- _Data provided_
BEGIN
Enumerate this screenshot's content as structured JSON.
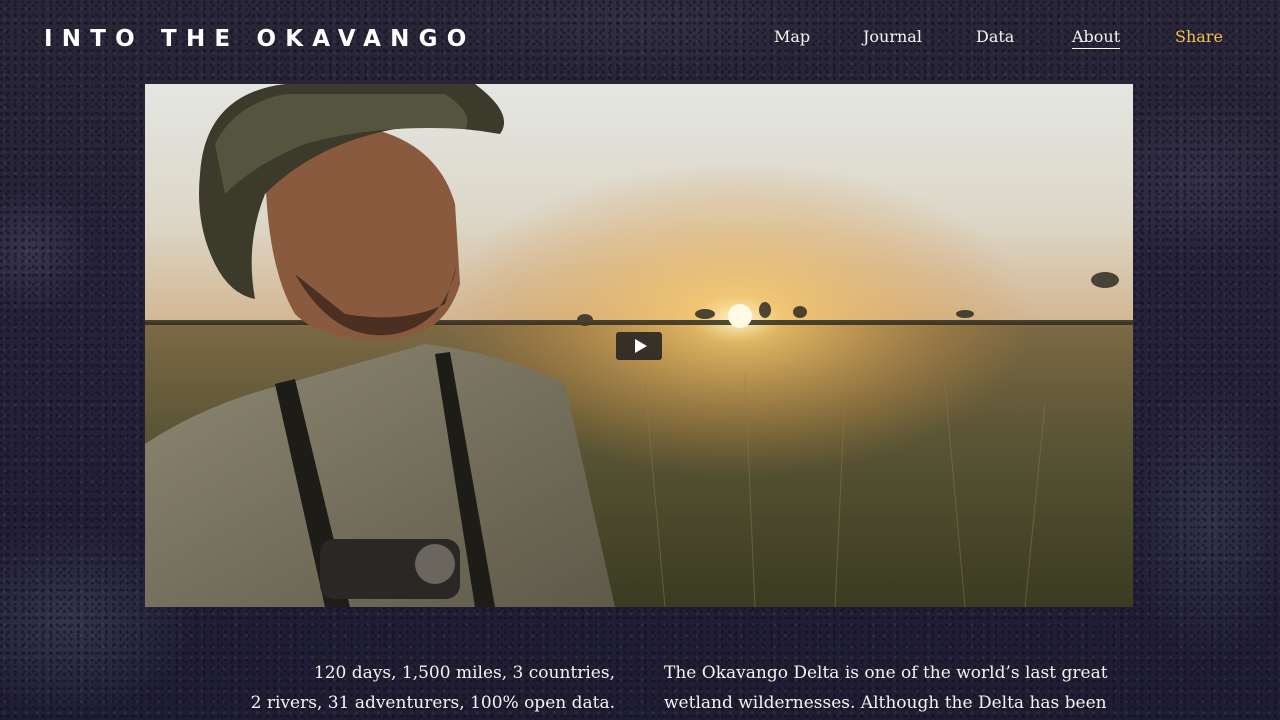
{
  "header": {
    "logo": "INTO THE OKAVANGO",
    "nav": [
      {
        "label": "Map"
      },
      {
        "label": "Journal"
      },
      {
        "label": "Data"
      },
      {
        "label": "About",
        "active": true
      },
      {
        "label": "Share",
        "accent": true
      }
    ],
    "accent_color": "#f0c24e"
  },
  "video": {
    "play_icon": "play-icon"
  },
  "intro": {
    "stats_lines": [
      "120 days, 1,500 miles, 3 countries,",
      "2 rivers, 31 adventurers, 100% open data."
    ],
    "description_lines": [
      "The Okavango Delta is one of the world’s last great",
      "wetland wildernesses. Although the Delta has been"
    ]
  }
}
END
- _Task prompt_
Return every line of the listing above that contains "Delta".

- _Reply_
      "The Okavango Delta is one of the world’s last great",
      "wetland wildernesses. Although the Delta has been"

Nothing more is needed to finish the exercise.